-- Exercise details --
Each line of the records containing "JSON" is to be copied out and returned.

━━━ Provided material

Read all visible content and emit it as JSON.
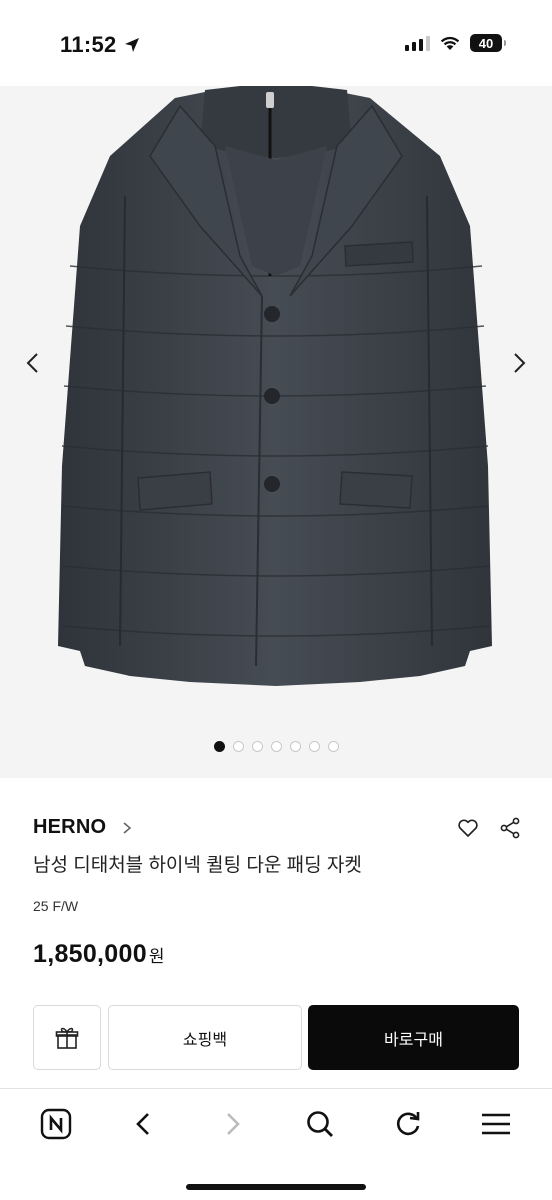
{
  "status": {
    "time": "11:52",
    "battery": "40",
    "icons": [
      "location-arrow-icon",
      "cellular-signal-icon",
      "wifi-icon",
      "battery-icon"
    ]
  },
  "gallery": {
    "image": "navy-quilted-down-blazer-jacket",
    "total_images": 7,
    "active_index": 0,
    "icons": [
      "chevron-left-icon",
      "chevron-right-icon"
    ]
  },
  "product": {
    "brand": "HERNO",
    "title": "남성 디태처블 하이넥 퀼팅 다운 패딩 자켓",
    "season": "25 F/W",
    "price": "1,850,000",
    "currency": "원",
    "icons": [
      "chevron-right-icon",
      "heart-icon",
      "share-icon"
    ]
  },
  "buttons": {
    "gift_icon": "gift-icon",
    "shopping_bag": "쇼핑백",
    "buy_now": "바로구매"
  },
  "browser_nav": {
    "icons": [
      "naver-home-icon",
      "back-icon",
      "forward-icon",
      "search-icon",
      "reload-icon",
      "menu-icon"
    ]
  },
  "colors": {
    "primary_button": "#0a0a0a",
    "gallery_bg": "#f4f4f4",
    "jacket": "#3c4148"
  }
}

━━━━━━
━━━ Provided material

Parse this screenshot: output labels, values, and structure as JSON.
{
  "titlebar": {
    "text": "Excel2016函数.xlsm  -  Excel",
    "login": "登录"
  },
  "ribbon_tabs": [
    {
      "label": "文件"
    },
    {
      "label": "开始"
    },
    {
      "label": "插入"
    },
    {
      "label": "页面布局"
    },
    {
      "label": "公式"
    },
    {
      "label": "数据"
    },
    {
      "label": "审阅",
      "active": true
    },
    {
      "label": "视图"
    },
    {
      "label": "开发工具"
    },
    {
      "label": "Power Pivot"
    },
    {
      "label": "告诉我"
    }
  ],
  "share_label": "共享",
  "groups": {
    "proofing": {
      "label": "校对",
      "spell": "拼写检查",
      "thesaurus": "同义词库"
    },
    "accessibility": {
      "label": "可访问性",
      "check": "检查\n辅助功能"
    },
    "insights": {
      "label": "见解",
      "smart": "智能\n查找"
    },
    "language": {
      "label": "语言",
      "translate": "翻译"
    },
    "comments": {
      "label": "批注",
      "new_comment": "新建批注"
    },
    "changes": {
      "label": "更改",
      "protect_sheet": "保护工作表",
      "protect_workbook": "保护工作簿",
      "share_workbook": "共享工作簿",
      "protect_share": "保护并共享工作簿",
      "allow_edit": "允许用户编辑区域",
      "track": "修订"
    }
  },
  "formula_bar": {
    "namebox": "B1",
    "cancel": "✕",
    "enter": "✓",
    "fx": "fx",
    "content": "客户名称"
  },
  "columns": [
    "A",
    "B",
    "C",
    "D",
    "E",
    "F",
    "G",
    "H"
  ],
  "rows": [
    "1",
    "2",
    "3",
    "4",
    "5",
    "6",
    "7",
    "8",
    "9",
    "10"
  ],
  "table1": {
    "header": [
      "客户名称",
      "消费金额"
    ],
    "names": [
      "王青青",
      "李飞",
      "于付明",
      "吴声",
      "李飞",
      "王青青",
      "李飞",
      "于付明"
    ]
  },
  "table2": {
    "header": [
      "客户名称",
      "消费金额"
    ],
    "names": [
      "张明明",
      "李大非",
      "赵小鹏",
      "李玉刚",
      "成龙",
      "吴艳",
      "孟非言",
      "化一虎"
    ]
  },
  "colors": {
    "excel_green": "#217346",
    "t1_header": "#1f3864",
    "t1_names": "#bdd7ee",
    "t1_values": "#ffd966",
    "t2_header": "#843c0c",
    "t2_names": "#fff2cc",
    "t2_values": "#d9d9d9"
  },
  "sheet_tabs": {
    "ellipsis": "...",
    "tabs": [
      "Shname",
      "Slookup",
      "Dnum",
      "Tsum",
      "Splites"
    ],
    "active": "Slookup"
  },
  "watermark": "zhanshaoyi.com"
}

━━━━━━

-- Your response --
Read all visible content and emit it as JSON.
Parse this screenshot: output labels, values, and structure as JSON.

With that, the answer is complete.